⟨

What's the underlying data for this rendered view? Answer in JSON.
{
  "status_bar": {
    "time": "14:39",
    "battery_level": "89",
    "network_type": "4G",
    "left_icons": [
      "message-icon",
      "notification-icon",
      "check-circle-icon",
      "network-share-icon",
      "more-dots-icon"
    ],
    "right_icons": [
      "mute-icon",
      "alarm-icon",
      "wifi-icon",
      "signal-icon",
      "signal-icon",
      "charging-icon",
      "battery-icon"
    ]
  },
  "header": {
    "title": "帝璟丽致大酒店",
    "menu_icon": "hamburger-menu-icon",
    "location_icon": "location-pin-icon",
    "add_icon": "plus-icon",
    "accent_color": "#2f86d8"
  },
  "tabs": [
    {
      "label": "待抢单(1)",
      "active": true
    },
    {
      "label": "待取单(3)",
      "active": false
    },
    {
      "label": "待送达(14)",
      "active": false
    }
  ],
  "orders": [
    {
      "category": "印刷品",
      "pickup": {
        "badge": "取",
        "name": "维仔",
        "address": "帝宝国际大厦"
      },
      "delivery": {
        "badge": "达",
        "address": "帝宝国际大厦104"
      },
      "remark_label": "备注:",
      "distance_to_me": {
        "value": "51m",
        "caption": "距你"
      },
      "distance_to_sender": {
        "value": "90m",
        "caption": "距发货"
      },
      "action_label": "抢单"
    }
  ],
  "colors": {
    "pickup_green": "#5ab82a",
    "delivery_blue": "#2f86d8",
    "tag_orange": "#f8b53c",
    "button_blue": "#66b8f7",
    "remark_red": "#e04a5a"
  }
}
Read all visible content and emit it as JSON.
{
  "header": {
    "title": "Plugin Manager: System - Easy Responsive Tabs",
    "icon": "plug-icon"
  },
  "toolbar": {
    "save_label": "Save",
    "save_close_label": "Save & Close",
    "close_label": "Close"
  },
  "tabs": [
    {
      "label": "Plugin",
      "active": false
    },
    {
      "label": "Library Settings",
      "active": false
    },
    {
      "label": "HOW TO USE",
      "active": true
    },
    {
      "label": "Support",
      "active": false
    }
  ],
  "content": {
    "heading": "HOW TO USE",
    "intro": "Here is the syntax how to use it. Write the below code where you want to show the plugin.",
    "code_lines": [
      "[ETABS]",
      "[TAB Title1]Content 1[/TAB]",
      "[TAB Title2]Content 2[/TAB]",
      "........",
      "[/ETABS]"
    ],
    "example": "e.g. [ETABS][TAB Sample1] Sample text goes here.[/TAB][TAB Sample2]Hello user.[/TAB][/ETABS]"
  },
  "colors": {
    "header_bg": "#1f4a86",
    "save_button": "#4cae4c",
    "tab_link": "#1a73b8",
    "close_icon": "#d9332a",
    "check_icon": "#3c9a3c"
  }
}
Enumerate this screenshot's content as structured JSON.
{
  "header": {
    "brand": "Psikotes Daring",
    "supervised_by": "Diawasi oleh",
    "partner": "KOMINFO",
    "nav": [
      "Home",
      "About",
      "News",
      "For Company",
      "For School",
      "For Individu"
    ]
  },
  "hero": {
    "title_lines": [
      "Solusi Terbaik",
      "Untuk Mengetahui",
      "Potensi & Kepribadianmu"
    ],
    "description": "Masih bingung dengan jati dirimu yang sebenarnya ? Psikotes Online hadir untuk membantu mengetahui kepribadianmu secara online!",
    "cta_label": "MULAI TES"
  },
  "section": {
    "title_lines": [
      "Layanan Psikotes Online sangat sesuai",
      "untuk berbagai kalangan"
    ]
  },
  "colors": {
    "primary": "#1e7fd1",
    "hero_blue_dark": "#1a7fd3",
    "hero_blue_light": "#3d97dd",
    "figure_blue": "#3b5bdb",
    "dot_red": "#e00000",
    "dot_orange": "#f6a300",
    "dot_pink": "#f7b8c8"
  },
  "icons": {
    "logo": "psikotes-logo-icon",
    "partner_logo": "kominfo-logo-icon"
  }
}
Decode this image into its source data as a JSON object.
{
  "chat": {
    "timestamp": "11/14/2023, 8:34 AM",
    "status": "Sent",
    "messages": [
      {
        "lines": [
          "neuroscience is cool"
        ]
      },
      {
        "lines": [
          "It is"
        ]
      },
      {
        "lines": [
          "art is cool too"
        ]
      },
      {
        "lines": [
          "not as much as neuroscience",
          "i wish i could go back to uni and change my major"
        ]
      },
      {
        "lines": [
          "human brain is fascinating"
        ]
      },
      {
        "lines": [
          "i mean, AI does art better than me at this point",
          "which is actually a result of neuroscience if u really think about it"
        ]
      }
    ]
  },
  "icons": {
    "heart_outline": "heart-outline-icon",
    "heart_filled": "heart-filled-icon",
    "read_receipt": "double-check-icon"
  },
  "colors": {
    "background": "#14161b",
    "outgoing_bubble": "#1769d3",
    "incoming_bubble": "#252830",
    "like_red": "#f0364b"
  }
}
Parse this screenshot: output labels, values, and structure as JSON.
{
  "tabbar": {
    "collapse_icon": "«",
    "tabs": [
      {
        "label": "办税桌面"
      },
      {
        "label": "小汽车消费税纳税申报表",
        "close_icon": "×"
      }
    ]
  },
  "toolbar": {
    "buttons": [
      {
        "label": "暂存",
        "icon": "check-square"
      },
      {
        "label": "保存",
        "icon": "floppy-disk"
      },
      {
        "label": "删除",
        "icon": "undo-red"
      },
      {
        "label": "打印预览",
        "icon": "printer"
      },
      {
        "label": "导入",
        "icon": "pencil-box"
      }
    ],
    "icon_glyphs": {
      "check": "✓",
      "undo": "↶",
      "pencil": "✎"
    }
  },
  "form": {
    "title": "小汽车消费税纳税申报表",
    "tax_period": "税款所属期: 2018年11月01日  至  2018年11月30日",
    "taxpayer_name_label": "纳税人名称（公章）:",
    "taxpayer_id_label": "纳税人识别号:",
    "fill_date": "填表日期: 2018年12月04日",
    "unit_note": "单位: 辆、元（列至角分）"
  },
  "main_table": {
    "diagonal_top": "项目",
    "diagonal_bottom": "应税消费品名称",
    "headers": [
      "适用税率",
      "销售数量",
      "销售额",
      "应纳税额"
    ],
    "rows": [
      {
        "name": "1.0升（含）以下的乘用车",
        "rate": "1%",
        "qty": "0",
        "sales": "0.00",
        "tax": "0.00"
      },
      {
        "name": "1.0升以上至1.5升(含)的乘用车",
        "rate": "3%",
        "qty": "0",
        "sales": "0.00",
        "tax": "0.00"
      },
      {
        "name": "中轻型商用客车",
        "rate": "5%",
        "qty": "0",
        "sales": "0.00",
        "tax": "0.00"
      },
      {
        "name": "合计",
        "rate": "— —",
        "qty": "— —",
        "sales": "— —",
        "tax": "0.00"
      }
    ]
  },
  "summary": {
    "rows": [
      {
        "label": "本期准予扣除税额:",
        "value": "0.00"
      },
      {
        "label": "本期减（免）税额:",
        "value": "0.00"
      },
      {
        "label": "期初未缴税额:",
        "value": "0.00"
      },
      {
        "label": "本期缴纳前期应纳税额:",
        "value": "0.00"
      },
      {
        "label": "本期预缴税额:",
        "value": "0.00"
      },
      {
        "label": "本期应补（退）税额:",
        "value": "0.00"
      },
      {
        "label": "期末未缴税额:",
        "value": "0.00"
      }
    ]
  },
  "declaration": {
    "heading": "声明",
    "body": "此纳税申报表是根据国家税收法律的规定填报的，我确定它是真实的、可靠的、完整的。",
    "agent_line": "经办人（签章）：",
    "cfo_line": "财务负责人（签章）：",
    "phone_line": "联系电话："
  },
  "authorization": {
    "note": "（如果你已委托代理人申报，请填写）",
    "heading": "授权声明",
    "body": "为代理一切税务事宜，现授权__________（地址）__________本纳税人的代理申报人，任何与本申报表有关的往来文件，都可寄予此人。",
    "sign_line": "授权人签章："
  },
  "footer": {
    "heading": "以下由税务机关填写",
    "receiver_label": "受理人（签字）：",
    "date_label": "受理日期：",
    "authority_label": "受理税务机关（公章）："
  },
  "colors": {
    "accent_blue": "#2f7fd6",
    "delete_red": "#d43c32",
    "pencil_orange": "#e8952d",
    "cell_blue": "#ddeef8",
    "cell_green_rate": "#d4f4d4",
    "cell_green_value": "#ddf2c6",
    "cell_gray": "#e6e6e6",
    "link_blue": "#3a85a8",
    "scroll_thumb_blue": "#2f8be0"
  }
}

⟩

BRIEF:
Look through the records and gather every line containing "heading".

ANSWER BELOW:
    "heading": "HOW TO USE",
    "heading": "声明",
    "heading": "授权声明",
    "heading": "以下由税务机关填写",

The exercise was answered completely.